Equation. A complete result of our task is shown in Fig-27.


Find the notes in a G Major Scale.?

Musical Equation Diagram.

Step-1. The Root Not, G will take the place of X, then
the Figure would look like in Fig-A.

Step-2. Now from G I the note difference is of two

(2), so counting two notes forward from note G to I we
get the results in Fig-B.
So the value of I
A. Now since the value of I is known
as A. therefore the value of A will be changed from 2 to
0. Then the incomplete Musical Equation Figure would
look as in Fig-C.

Step-3. Now the difference from A having value 0 to II

having a value of 2 is two (2). Thus counting forward
from A to II, we get the unknown note shown in Fig-D.
Now the value of II is obtained as B and then the value
of B will change to 0. Similarly the difference from B to
III is (1) since the value of III is1. Hence counting one
(1) step forward From B to III, we get the result shown
in Fig-E.

Hence we get the value of III as C as shown in

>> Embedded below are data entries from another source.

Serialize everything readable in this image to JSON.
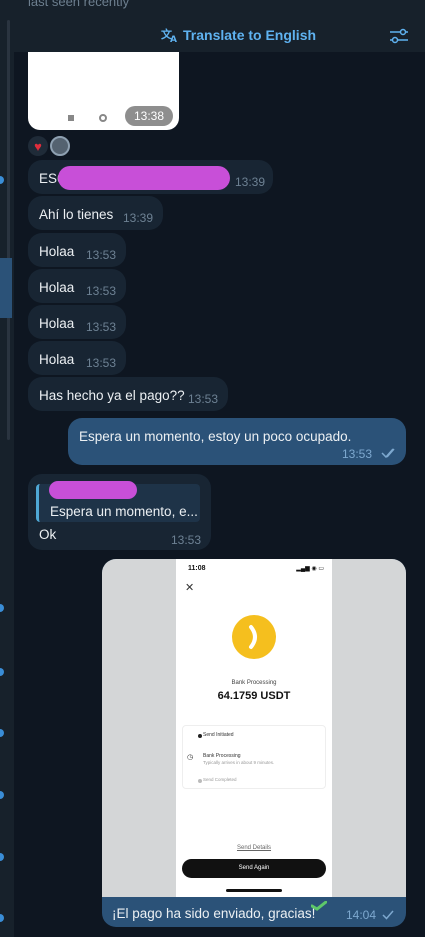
{
  "header": {
    "last_seen": "last seen recently",
    "translate_label": "Translate to English"
  },
  "image_message": {
    "time": "13:38"
  },
  "messages": [
    {
      "text": "ES6",
      "time": "13:39"
    },
    {
      "text": "Ahí lo tienes",
      "time": "13:39"
    },
    {
      "text": "Holaa",
      "time": "13:53"
    },
    {
      "text": "Holaa",
      "time": "13:53"
    },
    {
      "text": "Holaa",
      "time": "13:53"
    },
    {
      "text": "Holaa",
      "time": "13:53"
    },
    {
      "text": "Has hecho ya el pago??",
      "time": "13:53"
    }
  ],
  "outgoing": {
    "text": "Espera un momento, estoy un poco ocupado.",
    "time": "13:53"
  },
  "reply_message": {
    "quote": "Espera un momento, e...",
    "text": "Ok",
    "time": "13:53"
  },
  "photo_message": {
    "phone_time": "11:08",
    "status_label": "Bank Processing",
    "amount": "64.1759 USDT",
    "steps": [
      {
        "label": "Send Initiated"
      },
      {
        "label": "Bank Processing",
        "sub": "Typically arrives in about 9 minutes."
      },
      {
        "label": "Send Completed"
      }
    ],
    "details_link": "Send Details",
    "send_again": "Send Again",
    "caption": "¡El pago ha sido enviado, gracias!",
    "time": "14:04"
  },
  "colors": {
    "background": "#0e1621",
    "incoming_bubble": "#182533",
    "outgoing_bubble": "#2b5278",
    "accent": "#5fb2f0"
  }
}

Fig-E. Now similarly to find the value of unknown note IV
we have to count two (2) step further from note C, since
the value of the unknown note IV is 2 and in doing so
we get note D as shown in Fig-F.
Next; the value of unknown note V is 2, so
we have to count (2) counts further from note D, and in
doing so we get the unknown V note to be note E
counting likewise D - D# - E. Now the V note of the
G Major scale has come to be known as note E. Similarly
the next and the last unknown note VI of the G Major
scale has the note value of 2. Hence counting (2) steps
further from note E we get F# likewise counting E - F -
F#. Finally after all these computations, we get all the
notes in a G Major scale as shown in Fig-G.
Thus applying the Musical Equation theory, we
have finally achieved the answers we were looking for. But as
you know “Perfection Demands Practice”, hence in order to
bring fluency in computing the Musical Equation theory, not
in paper but in your mind-
One must practice its usage; First in Paper and then in one’s
mind. Try to solve the notes of all the Major Scales in your
mind and believe me when I say this, “Within a day you will
know all the notes of all the scales.
then forward his/her interest at my e-mail address below; . Further any, interest, suggestions
or criticisms are heartily welcomed on the same address.
And finally;
hank You for reading…..
Copy Rights ® rests with the Author.